TRY IT →
Search the material for lines containing the word "image", and copy each one.

EXERCISE INPUTS →
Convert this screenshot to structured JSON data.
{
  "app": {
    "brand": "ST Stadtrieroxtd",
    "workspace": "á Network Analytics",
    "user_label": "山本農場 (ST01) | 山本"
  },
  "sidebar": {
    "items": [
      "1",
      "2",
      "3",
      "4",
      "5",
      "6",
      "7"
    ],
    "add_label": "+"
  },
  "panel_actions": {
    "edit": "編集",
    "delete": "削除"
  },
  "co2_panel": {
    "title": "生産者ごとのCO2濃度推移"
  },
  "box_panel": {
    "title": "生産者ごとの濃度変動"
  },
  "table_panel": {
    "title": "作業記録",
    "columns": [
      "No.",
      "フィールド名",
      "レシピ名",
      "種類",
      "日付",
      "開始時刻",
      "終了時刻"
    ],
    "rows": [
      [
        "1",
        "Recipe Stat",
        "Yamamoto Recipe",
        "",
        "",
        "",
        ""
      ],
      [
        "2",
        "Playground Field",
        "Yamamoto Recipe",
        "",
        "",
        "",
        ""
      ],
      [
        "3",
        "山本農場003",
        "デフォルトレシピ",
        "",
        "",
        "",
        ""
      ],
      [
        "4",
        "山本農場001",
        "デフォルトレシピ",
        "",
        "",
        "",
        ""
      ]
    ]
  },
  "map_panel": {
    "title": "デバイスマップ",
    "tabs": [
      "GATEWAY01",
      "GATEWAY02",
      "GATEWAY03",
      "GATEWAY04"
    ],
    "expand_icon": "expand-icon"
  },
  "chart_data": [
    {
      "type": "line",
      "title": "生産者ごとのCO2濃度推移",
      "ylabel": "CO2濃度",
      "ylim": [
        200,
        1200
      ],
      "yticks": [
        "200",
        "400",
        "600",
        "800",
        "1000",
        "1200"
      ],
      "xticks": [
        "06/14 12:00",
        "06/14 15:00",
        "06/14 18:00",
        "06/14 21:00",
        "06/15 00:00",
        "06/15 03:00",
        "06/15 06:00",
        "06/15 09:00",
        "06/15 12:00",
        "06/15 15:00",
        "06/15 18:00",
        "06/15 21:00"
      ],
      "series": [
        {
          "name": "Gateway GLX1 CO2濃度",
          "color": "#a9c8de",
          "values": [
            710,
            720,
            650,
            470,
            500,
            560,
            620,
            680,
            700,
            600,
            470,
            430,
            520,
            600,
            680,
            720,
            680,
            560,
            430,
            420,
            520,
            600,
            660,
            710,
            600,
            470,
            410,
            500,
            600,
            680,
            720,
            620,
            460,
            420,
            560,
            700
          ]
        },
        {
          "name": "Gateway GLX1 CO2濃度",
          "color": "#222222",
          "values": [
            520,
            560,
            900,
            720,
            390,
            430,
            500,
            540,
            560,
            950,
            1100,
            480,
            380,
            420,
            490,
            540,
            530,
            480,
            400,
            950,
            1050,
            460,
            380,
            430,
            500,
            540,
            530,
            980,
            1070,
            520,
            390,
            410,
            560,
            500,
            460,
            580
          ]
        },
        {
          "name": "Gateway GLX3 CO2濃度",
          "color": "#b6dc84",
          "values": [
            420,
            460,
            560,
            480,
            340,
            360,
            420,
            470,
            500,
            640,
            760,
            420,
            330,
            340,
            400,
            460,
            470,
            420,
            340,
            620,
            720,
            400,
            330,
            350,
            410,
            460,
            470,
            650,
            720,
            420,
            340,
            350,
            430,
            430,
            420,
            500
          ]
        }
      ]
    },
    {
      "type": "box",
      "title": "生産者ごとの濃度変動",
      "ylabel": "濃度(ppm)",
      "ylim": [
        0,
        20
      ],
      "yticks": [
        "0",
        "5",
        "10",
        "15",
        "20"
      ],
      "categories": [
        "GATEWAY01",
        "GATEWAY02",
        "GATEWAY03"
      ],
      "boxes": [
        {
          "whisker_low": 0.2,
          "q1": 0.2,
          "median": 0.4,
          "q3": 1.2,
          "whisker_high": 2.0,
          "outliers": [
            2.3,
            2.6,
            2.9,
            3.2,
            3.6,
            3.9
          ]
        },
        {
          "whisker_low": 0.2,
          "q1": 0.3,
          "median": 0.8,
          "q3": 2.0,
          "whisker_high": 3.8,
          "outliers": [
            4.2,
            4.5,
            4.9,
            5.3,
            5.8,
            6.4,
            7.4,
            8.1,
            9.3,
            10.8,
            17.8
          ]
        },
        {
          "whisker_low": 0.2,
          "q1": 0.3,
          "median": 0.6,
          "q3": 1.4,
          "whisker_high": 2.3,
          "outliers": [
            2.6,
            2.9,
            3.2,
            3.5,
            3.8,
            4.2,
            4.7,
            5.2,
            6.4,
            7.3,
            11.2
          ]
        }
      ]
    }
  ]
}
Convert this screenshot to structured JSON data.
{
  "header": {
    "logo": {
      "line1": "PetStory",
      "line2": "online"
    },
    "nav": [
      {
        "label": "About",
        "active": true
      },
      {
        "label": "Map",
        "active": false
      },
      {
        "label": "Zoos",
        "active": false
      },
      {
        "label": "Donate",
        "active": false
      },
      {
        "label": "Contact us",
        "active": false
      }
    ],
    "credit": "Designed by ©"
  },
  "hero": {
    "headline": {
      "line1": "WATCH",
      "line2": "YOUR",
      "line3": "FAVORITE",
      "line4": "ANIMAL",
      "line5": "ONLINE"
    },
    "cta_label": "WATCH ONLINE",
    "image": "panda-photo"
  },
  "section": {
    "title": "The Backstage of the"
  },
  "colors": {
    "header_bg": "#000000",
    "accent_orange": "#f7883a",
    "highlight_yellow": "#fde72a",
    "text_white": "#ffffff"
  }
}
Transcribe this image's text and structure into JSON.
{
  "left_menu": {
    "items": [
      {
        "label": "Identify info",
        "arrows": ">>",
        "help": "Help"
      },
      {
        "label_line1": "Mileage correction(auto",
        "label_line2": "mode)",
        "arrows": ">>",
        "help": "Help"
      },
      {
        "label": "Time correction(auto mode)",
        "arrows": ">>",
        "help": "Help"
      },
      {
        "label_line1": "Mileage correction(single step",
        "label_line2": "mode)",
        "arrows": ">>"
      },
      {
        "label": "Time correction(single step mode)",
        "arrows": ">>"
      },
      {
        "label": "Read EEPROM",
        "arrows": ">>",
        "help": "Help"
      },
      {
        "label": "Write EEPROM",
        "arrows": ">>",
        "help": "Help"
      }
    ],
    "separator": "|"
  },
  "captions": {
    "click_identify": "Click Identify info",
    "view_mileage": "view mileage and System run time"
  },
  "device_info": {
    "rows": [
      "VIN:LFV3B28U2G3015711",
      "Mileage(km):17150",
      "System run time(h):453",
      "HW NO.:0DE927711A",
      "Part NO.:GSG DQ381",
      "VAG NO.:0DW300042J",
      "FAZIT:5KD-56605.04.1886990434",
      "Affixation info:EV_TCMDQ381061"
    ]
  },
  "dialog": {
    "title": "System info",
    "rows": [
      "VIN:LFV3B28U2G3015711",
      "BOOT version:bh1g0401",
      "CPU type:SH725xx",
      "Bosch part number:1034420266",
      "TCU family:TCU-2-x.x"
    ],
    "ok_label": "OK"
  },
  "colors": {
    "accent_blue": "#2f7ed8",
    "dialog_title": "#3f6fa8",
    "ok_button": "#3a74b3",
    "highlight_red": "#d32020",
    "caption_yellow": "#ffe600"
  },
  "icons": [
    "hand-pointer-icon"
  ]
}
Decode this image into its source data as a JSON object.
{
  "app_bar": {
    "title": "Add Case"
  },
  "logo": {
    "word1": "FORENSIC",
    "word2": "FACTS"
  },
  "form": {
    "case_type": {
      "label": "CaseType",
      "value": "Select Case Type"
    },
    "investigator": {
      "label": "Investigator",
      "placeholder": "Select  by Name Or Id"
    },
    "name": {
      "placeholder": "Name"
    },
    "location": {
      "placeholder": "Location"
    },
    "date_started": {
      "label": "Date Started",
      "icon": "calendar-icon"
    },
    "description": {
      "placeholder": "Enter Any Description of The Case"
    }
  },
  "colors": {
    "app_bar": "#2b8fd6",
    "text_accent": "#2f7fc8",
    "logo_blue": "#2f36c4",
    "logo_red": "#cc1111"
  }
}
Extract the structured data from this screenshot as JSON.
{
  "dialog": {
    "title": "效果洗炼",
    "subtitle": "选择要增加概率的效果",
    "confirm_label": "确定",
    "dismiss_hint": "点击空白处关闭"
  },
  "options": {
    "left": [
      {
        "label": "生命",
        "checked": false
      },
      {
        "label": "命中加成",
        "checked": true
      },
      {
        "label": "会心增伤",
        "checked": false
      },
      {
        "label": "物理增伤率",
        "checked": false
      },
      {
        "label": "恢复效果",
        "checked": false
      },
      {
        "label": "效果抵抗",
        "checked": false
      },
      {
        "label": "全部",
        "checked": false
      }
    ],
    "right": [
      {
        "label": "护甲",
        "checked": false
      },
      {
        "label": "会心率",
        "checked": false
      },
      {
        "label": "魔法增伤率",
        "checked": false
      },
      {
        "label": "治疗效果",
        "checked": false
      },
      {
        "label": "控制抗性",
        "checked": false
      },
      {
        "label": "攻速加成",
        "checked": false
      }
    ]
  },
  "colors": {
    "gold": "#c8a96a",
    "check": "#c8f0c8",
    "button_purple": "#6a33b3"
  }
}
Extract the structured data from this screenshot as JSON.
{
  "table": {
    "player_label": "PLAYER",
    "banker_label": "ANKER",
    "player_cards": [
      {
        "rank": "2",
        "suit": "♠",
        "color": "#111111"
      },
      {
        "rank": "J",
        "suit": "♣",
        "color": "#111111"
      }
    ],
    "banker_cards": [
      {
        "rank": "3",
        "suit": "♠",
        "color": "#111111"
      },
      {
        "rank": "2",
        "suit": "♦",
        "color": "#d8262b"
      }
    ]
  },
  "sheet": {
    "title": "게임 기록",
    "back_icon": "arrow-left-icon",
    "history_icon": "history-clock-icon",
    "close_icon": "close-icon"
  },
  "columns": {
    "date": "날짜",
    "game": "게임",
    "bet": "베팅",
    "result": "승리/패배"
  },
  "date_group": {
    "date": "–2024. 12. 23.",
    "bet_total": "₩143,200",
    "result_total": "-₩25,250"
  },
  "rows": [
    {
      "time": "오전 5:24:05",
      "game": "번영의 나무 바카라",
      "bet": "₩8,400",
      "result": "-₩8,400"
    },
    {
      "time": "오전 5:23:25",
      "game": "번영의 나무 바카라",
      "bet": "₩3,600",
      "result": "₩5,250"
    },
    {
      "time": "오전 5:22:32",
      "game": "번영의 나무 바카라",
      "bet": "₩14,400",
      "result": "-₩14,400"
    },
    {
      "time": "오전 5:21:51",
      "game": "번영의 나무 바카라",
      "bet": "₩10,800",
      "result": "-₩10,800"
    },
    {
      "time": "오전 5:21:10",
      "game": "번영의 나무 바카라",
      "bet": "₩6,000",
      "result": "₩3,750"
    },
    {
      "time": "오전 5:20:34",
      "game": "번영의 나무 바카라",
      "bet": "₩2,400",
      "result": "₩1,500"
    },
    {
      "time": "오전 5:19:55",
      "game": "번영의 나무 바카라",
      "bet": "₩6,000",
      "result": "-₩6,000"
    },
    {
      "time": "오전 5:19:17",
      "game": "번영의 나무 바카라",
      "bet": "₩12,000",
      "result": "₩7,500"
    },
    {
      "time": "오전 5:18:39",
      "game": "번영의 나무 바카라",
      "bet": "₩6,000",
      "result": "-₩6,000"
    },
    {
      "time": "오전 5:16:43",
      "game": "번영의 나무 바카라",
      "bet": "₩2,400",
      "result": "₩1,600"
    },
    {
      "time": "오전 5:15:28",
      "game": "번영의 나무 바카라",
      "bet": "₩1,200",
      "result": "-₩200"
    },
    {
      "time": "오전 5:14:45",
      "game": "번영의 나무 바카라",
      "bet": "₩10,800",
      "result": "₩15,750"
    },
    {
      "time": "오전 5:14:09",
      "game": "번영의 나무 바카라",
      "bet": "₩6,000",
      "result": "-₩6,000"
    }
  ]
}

REPLY TO THE TASK →
    "image": "panda-photo"
Transcribe this image's text and structure into JSON.
Decode this image into its source data as a JSON object.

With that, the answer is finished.